While Album of the Year is the most prestigious Grammy award and also the most confusing (witness Herbie Hancock’s “The Joni Letters” defeating Amy Winehouse’s “Back to Black” in 2008), Best Pop Vocal Album, in comparison, tends to be mainstream and populist. In other words, it’s the category where Grammy voters seem to be more swayed by commercial than critical success. In recent years, the contenders usually have been mostly well-known and current, with no Herbie Hancocks and Tony Bennetts hogging the sentimental vote.
For the second consecutive Grammys, none of the Best Pop Vocal Album nominees are up for Album of the Year, a reflection less of the quality of the nominees than the Record Academy’s recent efforts to be more inclusive in the major categories.
Female artists often dominate the contest, and this year, it’s five against one. Will the ladies cancel each other out, leading to a Shawn Mendes victory for his eponymous third album? “Shawn Mendes” actually has a lot going for it besides its namesake’s gender: A commercial and critical success upon its release last May, it’s also the only nominee to have scored a nod in one of the three big categories. The first single, “In My Blood,” is up for Song of the Year. Mendes’s biggest hurdle may be the lack of an irresistible narrative: As a 20-year-old up for his first two Grammys, he’s hardly overdue.

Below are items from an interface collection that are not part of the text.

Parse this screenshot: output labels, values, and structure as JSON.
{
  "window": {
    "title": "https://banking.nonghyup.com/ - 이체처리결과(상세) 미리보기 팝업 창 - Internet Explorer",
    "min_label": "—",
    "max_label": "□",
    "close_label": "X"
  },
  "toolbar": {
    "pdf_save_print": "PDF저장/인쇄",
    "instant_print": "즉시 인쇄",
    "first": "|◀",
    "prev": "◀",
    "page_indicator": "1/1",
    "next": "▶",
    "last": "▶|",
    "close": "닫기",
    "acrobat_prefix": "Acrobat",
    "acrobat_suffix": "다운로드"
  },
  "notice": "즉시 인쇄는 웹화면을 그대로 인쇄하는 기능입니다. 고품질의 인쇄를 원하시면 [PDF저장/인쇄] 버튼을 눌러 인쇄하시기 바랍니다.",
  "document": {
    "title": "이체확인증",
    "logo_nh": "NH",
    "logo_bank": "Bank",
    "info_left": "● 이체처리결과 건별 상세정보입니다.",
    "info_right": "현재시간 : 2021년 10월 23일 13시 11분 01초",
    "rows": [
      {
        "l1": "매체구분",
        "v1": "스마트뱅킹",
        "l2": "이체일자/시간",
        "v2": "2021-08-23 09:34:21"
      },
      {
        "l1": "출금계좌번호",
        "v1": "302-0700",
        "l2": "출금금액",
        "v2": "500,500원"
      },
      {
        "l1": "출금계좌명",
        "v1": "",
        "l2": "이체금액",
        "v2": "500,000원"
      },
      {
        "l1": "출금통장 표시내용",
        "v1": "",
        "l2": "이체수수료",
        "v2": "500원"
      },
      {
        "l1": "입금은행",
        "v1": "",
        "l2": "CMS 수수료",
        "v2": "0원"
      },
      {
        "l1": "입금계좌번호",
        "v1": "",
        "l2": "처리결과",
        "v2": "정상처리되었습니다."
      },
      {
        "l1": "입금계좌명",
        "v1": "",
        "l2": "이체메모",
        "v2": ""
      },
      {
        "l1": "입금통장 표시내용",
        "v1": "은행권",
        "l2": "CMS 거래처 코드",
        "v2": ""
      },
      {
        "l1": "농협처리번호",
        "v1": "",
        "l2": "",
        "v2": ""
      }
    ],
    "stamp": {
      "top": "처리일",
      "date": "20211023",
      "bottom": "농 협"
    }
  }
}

His friend and “I Know What You Did Last Summer” duet partner Camila Cabello, however, has a couple of strong narratives. The ex-member of Fifth Harmony pulled off a pop rarity with “Camila” — she left a successful group and became an even bigger star on her own — and her song “Havana,” one of the most ubiquitous hits of 2018, was shunned by the major categories. Still, she faces some stiff competition.

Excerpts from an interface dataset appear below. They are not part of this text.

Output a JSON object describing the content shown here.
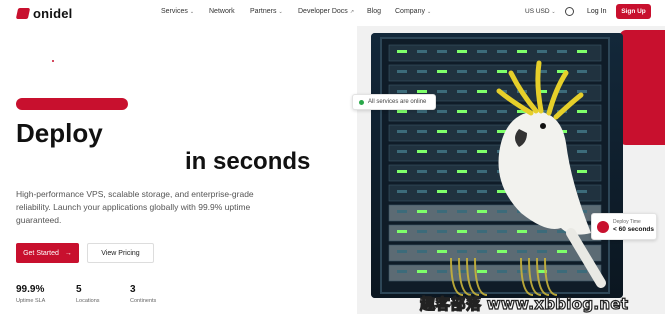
{
  "brand": {
    "name": "onidel",
    "color": "#c8102e"
  },
  "nav": {
    "items": [
      {
        "label": "Services",
        "dropdown": true
      },
      {
        "label": "Network",
        "dropdown": false
      },
      {
        "label": "Partners",
        "dropdown": true
      },
      {
        "label": "Developer Docs",
        "external": true
      },
      {
        "label": "Blog",
        "dropdown": false
      },
      {
        "label": "Company",
        "dropdown": true
      }
    ],
    "currency": "US USD",
    "theme_icon": "sun-icon",
    "login": "Log In",
    "signup": "Sign Up"
  },
  "hero": {
    "title_line1": "Deploy",
    "title_line2": "in seconds",
    "description": "High-performance VPS, scalable storage, and enterprise-grade reliability. Launch your applications globally with 99.9% uptime guaranteed.",
    "cta_primary": "Get Started",
    "cta_primary_icon": "arrow-right-icon",
    "cta_secondary": "View Pricing"
  },
  "stats": [
    {
      "value": "99.9%",
      "label": "Uptime SLA"
    },
    {
      "value": "5",
      "label": "Locations"
    },
    {
      "value": "3",
      "label": "Continents"
    }
  ],
  "badges": {
    "status": "All services are online",
    "deploy_label": "Deploy Time",
    "deploy_value": "< 60 seconds"
  },
  "watermark": "趣客部落 www.xbbiog.net"
}
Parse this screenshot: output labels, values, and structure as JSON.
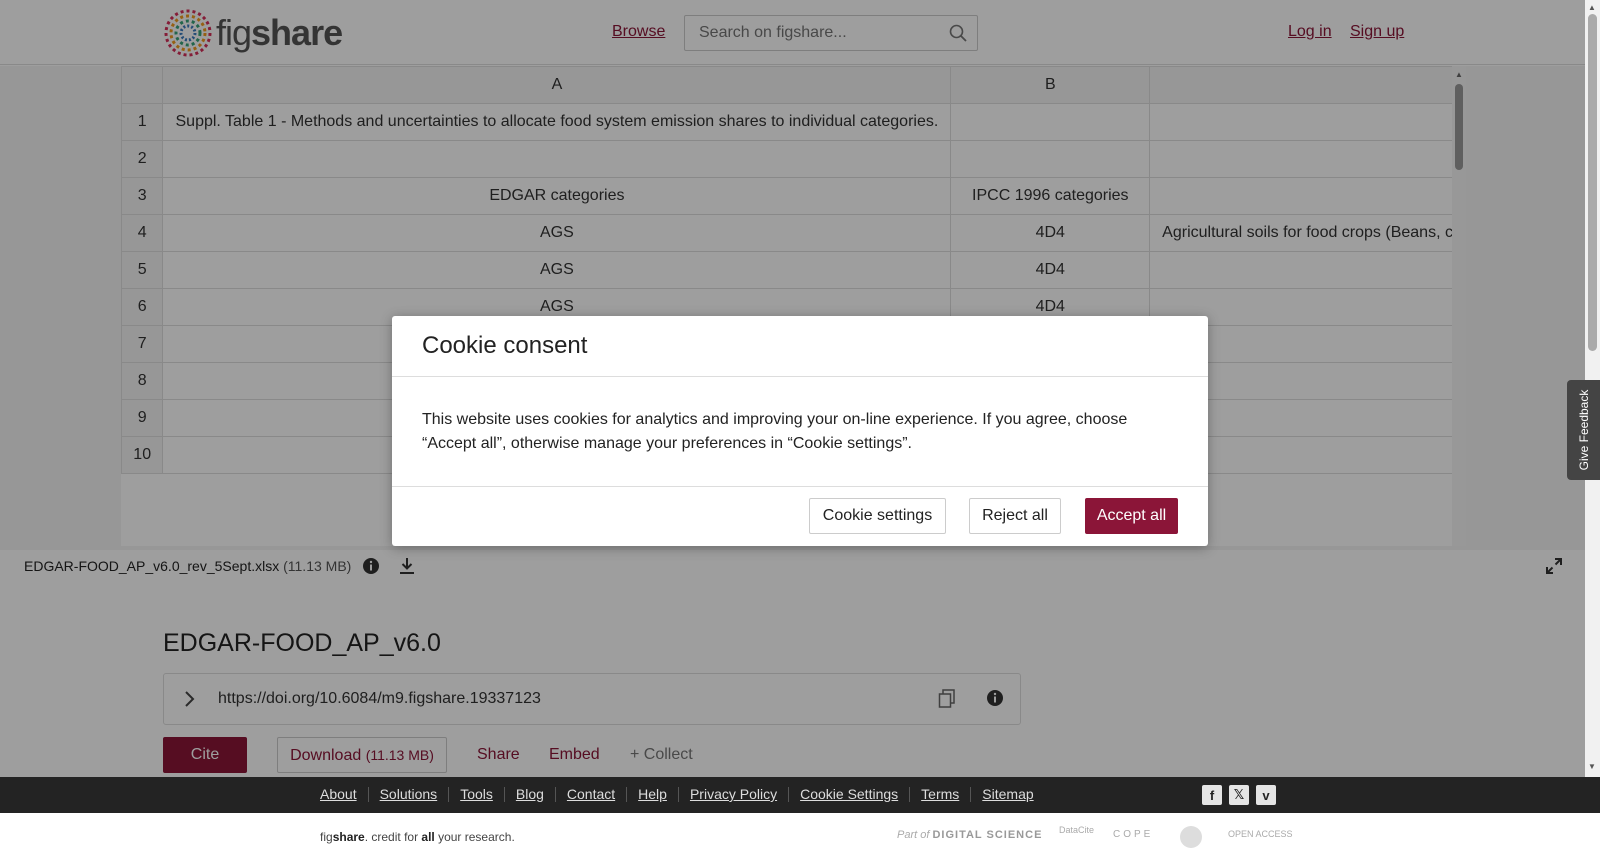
{
  "header": {
    "logo_light": "fig",
    "logo_bold": "share",
    "browse": "Browse",
    "search_placeholder": "Search on figshare...",
    "login": "Log in",
    "signup": "Sign up"
  },
  "spreadsheet": {
    "columns": [
      "",
      "A",
      "B",
      ""
    ],
    "rows": [
      {
        "num": "1",
        "a": "Suppl. Table 1 - Methods and uncertainties to allocate food system emission shares to individual categories.",
        "b": "",
        "c": ""
      },
      {
        "num": "2",
        "a": "",
        "b": "",
        "c": ""
      },
      {
        "num": "3",
        "a": "EDGAR categories",
        "b": "IPCC 1996 categories",
        "c": ""
      },
      {
        "num": "4",
        "a": "AGS",
        "b": "4D4",
        "c": "Agricultural soils for food crops (Beans, c"
      },
      {
        "num": "5",
        "a": "AGS",
        "b": "4D4",
        "c": ""
      },
      {
        "num": "6",
        "a": "AGS",
        "b": "4D4",
        "c": ""
      },
      {
        "num": "7",
        "a": "",
        "b": "",
        "c": ""
      },
      {
        "num": "8",
        "a": "",
        "b": "",
        "c": ""
      },
      {
        "num": "9",
        "a": "",
        "b": "",
        "c": ""
      },
      {
        "num": "10",
        "a": "",
        "b": "",
        "c": ""
      }
    ]
  },
  "file": {
    "name": "EDGAR-FOOD_AP_v6.0_rev_5Sept.xlsx",
    "size": "(11.13 MB)"
  },
  "item": {
    "title": "EDGAR-FOOD_AP_v6.0",
    "doi": "https://doi.org/10.6084/m9.figshare.19337123",
    "cite": "Cite",
    "download": "Download",
    "download_size": "(11.13 MB)",
    "share": "Share",
    "embed": "Embed",
    "collect": "+ Collect"
  },
  "feedback": "Give Feedback",
  "modal": {
    "title": "Cookie consent",
    "body": "This website uses cookies for analytics and improving your on-line experience. If you agree, choose “Accept all”, otherwise manage your preferences in “Cookie settings”.",
    "settings": "Cookie settings",
    "reject": "Reject all",
    "accept": "Accept all"
  },
  "footer": {
    "links": [
      "About",
      "Solutions",
      "Tools",
      "Blog",
      "Contact",
      "Help",
      "Privacy Policy",
      "Cookie Settings",
      "Terms",
      "Sitemap"
    ],
    "tagline_pre": "fig",
    "tagline_bold": "share",
    "tagline_mid": ". credit for ",
    "tagline_all": "all",
    "tagline_end": " your research.",
    "partners": {
      "ds_part": "Part of",
      "ds_name": "DIGITAL SCIENCE",
      "datacite": "DataCite",
      "cope": "COPE",
      "oa": "OPEN ACCESS"
    }
  },
  "colors": {
    "brand": "#8b1538",
    "footer_bg": "#232323"
  }
}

Pink’s nod for “Beautiful Trauma” feels mostly like force of habit. She’s had four nominations in the category — second only to Kelly Clarkson — and still no wins. This year, she occupies the overdue-veteran slot with her seventh album and first in five years. Pink has won three career Grammys but only one for her solo work, so “overdue” is part of the storyline here — although the album’s first single, “What About Us,” nabbed a Best Solo Pop Performance nod last Grammy cycle, which might make the album feel too 2017.
Kelly Clarkson, whose two wins in this category are matched only by Adele, has been releasing albums almost as long as Pink has, so she has veteran’s cred, too. But despite its warm critical reception, “Meaning of Life” was Clarkson’s first album not to at least go gold, and her first non-holiday release not to spawn at least one Top 10 single.

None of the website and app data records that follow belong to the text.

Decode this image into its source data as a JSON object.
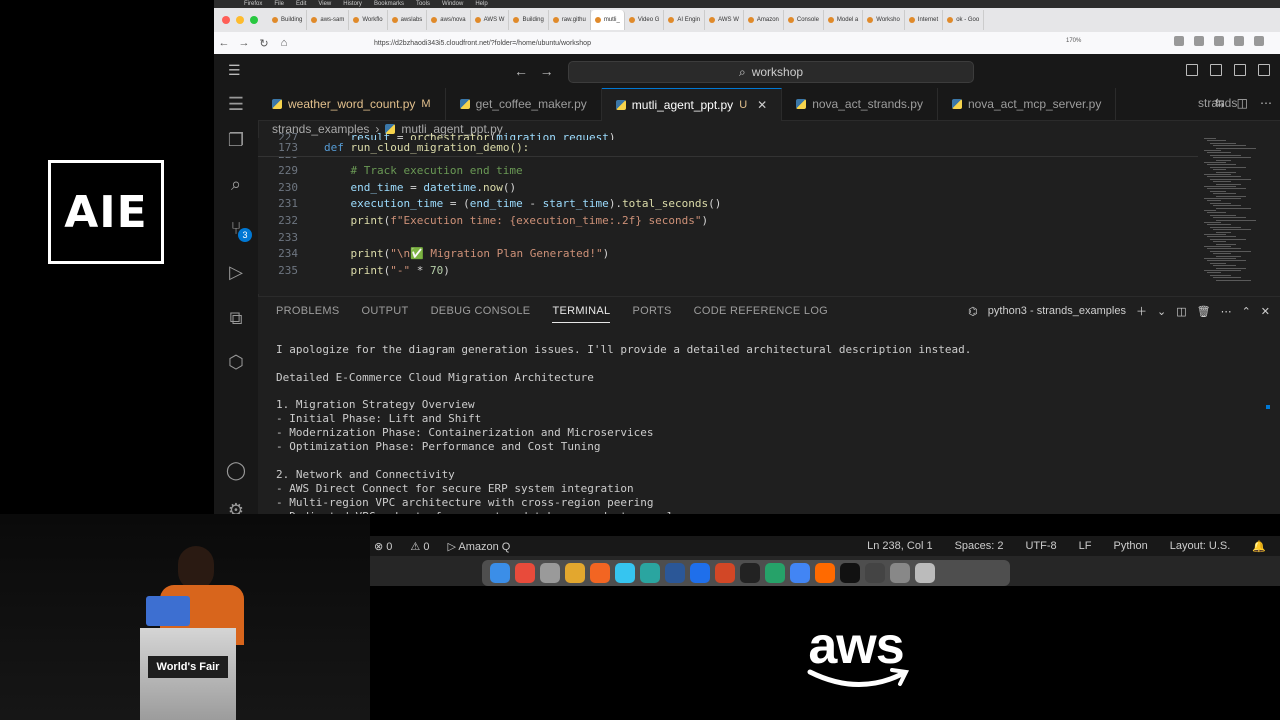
{
  "logo": {
    "aie": "AIE",
    "aws": "aws",
    "podium_sign": "World's Fair"
  },
  "mac_menu": [
    "Firefox",
    "File",
    "Edit",
    "View",
    "History",
    "Bookmarks",
    "Tools",
    "Window",
    "Help"
  ],
  "browser": {
    "tabs": [
      "Building",
      "aws-sam",
      "Workflo",
      "awslabs",
      "aws/nova",
      "AWS W",
      "Building",
      "raw.githu",
      "mutli_",
      "Video G",
      "AI Engin",
      "AWS W",
      "Amazon",
      "Console",
      "Model a",
      "Worksho",
      "Internet",
      "ok - Goo"
    ],
    "active_tab_index": 8,
    "url": "https://d2bzhaodi343i5.cloudfront.net/?folder=/home/ubuntu/workshop",
    "zoom": "170%"
  },
  "vscode": {
    "command_center": "workshop",
    "tabs": [
      {
        "name": "weather_word_count.py",
        "marker": "M",
        "state": "modified"
      },
      {
        "name": "get_coffee_maker.py",
        "marker": "",
        "state": "normal"
      },
      {
        "name": "mutli_agent_ppt.py",
        "marker": "U",
        "state": "active"
      },
      {
        "name": "nova_act_strands.py",
        "marker": "",
        "state": "normal"
      },
      {
        "name": "nova_act_mcp_server.py",
        "marker": "",
        "state": "normal"
      }
    ],
    "tab_overflow": "strands",
    "breadcrumb": [
      "strands_examples",
      "mutli_agent_ppt.py"
    ],
    "source_control_badge": "3",
    "sticky_line": {
      "num": "173",
      "code": "def run_cloud_migration_demo():"
    },
    "code_lines": [
      {
        "num": "227",
        "code": "    result = orchestrator(migration_request)"
      },
      {
        "num": "228",
        "code": ""
      },
      {
        "num": "229",
        "code": "    # Track execution end time"
      },
      {
        "num": "230",
        "code": "    end_time = datetime.now()"
      },
      {
        "num": "231",
        "code": "    execution_time = (end_time - start_time).total_seconds()"
      },
      {
        "num": "232",
        "code": "    print(f\"Execution time: {execution_time:.2f} seconds\")"
      },
      {
        "num": "233",
        "code": ""
      },
      {
        "num": "234",
        "code": "    print(\"\\n✅ Migration Plan Generated!\")"
      },
      {
        "num": "235",
        "code": "    print(\"-\" * 70)"
      }
    ],
    "panel_tabs": [
      "PROBLEMS",
      "OUTPUT",
      "DEBUG CONSOLE",
      "TERMINAL",
      "PORTS",
      "CODE REFERENCE LOG"
    ],
    "active_panel_tab": "TERMINAL",
    "terminal_name": "python3 - strands_examples",
    "terminal_lines": [
      "I apologize for the diagram generation issues. I'll provide a detailed architectural description instead.",
      "",
      "Detailed E-Commerce Cloud Migration Architecture",
      "",
      "1. Migration Strategy Overview",
      "- Initial Phase: Lift and Shift",
      "- Modernization Phase: Containerization and Microservices",
      "- Optimization Phase: Performance and Cost Tuning",
      "",
      "2. Network and Connectivity",
      "- AWS Direct Connect for secure ERP system integration",
      "- Multi-region VPC architecture with cross-region peering",
      "- Dedicated VPC subnets for compute, database, and storage layers"
    ],
    "status_bar": {
      "errors": "0",
      "warnings": "0",
      "amazon_q": "Amazon Q",
      "position": "Ln 238, Col 1",
      "spaces": "Spaces: 2",
      "encoding": "UTF-8",
      "eol": "LF",
      "language": "Python",
      "layout": "Layout: U.S."
    }
  }
}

Of the three vets in the running, Taylor Swift enjoyed the most commercial success with “Reputation,” and its predecessor, “1989,” also won in this category. However, Grammy voters may feel as if they’ve rewarded Swift enough over the years and decide to spread the love by handing this award to Ariana Grande for her fourth album, 2018’s “Sweetener.”
The 26-year-old singer has yet to win a Grammy and her narrative is powerful, to put it mildly: it includes the 2017 bombing at her concert at the UK’s Manchester Arena, the drug-overdose death of her ex Mac Miller last September, and her recent high-profile break-up with “SNL” star Pete Davidson, but it also includes a triumphant No. 1 album and a string of recent blockbuster singles — and “Thank U, Next,” her fifth album, is dropping the Friday before the Grammys, just a few months after the release of “Sweetener.”
Despite all that, she scored just a pair of Pop category nominations this time around — no big nods — so a victory here seems likely. At the very least, it could be a dress rehearsal for 2020: On the basis of the songs she’s released from “Thank U, Next” so far, 2020 nods for Album of the Year, Record of the Year and Song of the Year seem likely. It’s a good thing she’s gotten used to saying “Thank U”…